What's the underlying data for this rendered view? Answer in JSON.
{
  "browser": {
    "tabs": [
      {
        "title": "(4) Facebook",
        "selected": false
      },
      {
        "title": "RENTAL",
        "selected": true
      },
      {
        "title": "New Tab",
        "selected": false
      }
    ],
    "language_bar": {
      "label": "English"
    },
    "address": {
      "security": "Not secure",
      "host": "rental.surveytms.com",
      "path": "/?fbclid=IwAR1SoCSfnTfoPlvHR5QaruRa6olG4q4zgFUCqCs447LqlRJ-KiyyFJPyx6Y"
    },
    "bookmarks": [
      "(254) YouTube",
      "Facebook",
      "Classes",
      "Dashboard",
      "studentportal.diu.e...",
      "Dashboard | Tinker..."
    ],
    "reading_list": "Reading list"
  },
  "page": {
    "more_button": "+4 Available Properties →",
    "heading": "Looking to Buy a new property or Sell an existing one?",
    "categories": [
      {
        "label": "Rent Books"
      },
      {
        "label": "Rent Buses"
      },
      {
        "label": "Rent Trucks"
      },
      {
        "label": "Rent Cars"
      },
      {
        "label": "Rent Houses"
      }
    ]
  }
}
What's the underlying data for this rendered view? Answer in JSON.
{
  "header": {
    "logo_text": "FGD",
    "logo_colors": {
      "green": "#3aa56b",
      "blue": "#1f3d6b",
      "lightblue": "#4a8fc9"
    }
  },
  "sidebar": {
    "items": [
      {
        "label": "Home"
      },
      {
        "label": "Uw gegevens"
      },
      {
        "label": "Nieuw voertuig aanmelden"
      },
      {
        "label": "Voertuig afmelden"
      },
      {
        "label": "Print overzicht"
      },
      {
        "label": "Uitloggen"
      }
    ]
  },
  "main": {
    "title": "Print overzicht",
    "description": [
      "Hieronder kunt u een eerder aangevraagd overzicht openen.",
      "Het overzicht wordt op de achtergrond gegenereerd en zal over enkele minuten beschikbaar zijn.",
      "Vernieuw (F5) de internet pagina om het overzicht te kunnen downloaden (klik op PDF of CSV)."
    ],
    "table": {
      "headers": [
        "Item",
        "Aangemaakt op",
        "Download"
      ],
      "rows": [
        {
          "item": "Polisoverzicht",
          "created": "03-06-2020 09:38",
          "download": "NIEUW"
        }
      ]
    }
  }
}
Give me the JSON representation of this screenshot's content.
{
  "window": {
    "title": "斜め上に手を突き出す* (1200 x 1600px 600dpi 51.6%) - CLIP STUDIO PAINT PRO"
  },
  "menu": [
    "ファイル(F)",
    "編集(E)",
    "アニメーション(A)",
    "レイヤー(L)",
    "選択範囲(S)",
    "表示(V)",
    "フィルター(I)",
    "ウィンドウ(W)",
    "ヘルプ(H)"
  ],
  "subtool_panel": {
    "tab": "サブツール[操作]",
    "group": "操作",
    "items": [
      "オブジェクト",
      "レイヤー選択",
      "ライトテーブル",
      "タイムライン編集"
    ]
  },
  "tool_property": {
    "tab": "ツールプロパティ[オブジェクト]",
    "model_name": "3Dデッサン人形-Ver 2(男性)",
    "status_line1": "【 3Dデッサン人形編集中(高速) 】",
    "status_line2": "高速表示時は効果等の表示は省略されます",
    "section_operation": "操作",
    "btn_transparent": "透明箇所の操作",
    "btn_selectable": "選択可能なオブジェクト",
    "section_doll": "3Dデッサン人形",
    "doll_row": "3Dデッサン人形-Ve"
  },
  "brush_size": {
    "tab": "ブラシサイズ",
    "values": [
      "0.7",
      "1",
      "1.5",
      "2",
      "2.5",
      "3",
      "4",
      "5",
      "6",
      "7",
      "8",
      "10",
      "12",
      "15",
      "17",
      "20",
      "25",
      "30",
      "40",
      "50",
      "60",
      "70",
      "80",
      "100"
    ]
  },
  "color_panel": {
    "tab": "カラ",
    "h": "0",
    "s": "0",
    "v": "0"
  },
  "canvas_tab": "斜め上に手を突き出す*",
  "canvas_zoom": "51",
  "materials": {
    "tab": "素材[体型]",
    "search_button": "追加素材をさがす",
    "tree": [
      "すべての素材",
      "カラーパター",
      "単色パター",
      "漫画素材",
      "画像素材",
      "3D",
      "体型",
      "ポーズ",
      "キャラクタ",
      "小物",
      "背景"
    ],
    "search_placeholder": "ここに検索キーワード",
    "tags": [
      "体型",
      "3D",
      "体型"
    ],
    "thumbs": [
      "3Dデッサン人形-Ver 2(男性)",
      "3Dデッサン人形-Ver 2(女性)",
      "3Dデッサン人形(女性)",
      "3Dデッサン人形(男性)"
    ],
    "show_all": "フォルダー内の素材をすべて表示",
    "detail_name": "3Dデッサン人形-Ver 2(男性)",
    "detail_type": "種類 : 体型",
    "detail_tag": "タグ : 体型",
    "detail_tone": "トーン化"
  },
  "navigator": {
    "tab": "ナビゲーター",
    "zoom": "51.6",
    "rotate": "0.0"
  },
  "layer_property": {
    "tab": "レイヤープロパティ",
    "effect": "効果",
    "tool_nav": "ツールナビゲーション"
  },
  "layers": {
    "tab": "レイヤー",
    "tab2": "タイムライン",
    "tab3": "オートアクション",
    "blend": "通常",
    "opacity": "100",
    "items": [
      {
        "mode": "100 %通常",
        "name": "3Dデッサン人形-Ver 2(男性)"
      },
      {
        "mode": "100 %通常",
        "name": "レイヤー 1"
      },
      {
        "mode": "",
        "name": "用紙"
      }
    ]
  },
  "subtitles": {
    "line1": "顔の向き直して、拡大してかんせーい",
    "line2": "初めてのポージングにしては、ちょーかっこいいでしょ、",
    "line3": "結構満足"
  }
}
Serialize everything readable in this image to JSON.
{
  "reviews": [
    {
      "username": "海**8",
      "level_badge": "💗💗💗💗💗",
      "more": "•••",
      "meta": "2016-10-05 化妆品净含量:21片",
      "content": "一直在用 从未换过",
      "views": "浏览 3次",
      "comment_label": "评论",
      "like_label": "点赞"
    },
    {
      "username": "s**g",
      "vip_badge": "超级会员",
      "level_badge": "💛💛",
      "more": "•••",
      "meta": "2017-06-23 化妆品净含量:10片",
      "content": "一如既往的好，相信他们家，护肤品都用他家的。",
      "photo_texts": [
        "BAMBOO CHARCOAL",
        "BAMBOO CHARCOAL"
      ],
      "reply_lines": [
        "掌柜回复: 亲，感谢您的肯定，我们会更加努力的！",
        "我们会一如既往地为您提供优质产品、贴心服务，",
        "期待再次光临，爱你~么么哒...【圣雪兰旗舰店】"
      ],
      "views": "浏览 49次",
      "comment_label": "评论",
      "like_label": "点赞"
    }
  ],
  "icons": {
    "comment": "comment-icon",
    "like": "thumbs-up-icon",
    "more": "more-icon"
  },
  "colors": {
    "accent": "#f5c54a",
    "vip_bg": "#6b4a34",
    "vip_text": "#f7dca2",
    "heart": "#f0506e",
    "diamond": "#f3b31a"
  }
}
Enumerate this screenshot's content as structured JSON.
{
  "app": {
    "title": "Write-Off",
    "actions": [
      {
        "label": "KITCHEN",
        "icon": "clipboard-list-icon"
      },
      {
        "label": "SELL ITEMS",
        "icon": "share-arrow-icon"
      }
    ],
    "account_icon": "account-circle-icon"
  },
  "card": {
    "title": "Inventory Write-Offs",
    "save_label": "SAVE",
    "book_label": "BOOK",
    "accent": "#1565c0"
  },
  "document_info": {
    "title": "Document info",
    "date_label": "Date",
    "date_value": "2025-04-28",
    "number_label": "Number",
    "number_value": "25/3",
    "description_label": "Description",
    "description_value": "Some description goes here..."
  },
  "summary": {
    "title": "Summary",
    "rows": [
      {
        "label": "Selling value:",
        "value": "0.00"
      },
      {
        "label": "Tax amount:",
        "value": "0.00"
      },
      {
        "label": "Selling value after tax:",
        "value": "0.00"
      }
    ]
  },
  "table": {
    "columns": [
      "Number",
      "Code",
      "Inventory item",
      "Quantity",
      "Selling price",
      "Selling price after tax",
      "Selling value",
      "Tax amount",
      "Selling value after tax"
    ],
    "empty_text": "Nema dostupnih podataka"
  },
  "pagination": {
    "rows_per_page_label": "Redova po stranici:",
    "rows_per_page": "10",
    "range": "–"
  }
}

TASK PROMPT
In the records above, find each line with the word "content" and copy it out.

SOLUTION TO THIS TASK
Give me the JSON representation of this screenshot's content.
      "content": "一直在用 从未换过",
      "content": "一如既往的好，相信他们家，护肤品都用他家的。",
Enumerate this screenshot's content as structured JSON.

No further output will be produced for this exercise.